But I have never heard a pitcher described as a “professional pitcher” but they do have “workmanlike outings”. To me a workmanlike outing is a starting pitcher,who gives you a quality start; does not give up hits with runners in scoring position; gives his team shutdown innings after his team puts up crooked numbers on the scoreboard; throws strikes and averages a strike out an inning but gives up a solo home run or two.
That is exactly the kind of game the Clearwater Threshers Colin Kleven pitched Saturday night against the Lakewood Flying Tigers at Bright House. He gave up only two runs, both solo home runs, and left after six inning leading 6-2. Lakeland went 0 for 4 with runners in scoring position in those six innings. When the Threshers scored three runs in the third and fourth innings Kleven shutdown the opposition with no runs in the next innings.

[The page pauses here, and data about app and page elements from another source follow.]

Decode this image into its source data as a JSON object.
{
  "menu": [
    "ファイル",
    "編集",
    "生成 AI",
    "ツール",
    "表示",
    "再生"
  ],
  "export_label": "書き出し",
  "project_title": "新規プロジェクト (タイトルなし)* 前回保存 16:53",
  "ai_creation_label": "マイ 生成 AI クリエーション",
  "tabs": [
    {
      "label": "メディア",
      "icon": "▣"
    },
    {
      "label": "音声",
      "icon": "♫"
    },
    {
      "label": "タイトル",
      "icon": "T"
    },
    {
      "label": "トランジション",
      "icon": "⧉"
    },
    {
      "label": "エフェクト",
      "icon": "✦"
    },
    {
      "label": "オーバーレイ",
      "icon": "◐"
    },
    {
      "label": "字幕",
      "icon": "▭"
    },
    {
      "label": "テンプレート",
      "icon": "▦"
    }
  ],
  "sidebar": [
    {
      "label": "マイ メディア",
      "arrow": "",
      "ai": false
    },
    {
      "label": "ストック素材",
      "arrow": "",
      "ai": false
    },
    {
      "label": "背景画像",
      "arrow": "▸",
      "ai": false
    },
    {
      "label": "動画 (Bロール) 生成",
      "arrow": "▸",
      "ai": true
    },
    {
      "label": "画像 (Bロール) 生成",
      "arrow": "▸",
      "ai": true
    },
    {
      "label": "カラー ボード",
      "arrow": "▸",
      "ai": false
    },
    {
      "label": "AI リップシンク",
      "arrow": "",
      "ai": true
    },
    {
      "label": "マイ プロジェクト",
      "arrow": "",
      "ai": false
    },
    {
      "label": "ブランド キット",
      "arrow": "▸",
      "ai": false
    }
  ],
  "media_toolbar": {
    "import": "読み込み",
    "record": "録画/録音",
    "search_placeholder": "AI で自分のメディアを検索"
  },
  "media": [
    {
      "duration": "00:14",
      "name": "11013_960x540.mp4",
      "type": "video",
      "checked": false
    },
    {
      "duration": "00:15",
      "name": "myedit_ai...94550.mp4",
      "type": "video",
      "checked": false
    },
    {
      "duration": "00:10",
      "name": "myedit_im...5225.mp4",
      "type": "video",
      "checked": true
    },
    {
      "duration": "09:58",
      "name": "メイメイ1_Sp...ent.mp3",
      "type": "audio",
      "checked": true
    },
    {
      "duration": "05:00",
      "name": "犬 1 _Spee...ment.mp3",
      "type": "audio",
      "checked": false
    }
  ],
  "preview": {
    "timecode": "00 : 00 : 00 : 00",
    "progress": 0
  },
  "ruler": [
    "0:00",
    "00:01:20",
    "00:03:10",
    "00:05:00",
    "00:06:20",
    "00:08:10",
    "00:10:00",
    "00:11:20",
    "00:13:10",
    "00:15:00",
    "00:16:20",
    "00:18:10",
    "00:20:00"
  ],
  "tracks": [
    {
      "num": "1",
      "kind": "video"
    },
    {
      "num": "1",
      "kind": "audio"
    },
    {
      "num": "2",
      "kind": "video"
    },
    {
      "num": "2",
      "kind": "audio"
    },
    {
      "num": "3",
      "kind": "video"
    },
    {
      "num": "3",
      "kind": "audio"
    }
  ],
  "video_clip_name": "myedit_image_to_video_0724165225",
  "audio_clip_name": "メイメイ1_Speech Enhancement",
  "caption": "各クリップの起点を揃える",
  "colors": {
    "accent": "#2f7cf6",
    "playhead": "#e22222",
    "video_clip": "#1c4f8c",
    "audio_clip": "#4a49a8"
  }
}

He was strong all night even with an umpire who had a tight strike zone with no corners. Someone called it a round plate. Still Colin fanned seven and walked only one to pick up the win as the Threshers held on to win 7-5 after a typical bullpen struggle. See several of Kleven’s “strike threes” HERE, HERE, HERE, HERE, HERE. His final pitch in the sixth inning was his best pitch of the game as he overpowered a Flying Tiger for a swinging strike three with a pitch on the outside part of the plate. HERE.
Colin Kleven is on the verge of a break out season over his last several starts. In his last four starts he is 3-1 with a 1.80 ERA. In those 25 innings he has given up only 17 hits, five earned runs and struck out 24.
On Saturday night Kleven exceeded the pitching metrics I look for in a starting pitcher of a strikeout an inning and a better than a 3 to 1 strike out to walk ratio over at least six innings of work.
The 6’5″, 23 year old native of British Columbia, Kleven is in his sixth season in the Phillies organization. He was drafted by the Phillies in the 33 round of the 2009 draft as an 18 year old . He will be eligible for the Rule Five draft in December if the Phillies do not protect him on the 40 man roster.
The way he has been pitching would certainly get the attention of rebuilding teams looking for a way to take a chance to pick up a young starting pitching piece for only $50,000. He is after all giving workmanlike performances start after start in the second half of this season.